     “...wood was, and is, the most distinctive medium used by the Greenland Eskimos in mapmaking. Blocks are carved in relief to represent the rugged coastline of Greenland with its fjords, islands, nunataks and glaciers, the shapes of the various islands being linked together with rods. In order to reduce the size of the blocks, the outline of the coast is carried up one side and down the other.”

Leo Bagrow, History of Cartography. Revised and enlarged

By R.A. Skelton. Cambridge, Harvard U. Press, 1960, p. 27.

     Three-dimensional maps of coastlines were carved of wood as long as three hundred years ago. These Inuit charts were usually carved from driftwood and are made to be felt rather than looked at.
     The land is very abstract. It is limited to “edges” that can be felt on a dark night in a kayak. Since they are made of wood they are impervious to the weather, and will float if they are dropped overboard accidentally.

The map on the stamp is shown in Plate II of Bagrow’s book. 


As it appears in the book                      Mirror Image

SCN 376

     The map is a three-dimensional Ammassalik Eskimo coastal map of parts of the fjord coast of east Greenland, carved in wood, apparently by Kunit from Umivik.

Cartography in the Traditional African, American, Arctic, Australian, and Pacific Societies.

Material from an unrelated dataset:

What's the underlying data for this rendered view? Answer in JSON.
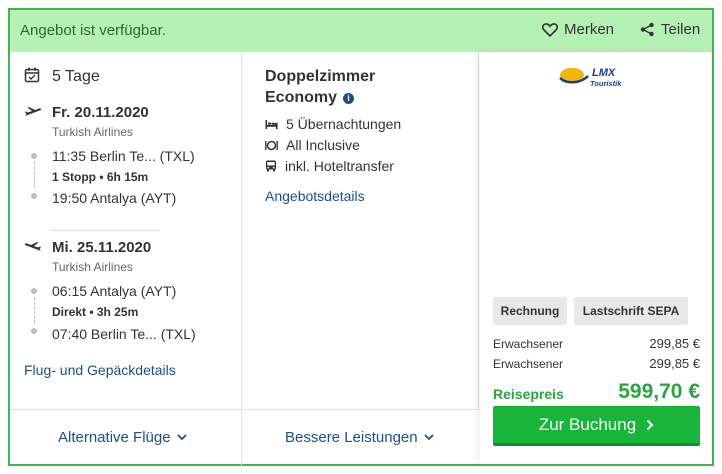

 The History of Cartography, Vol. Two, Book Three. (ed. by David Woodward and G. Malcolm Lewis:

 The University of Chicago Press, 1998, pp. 168f.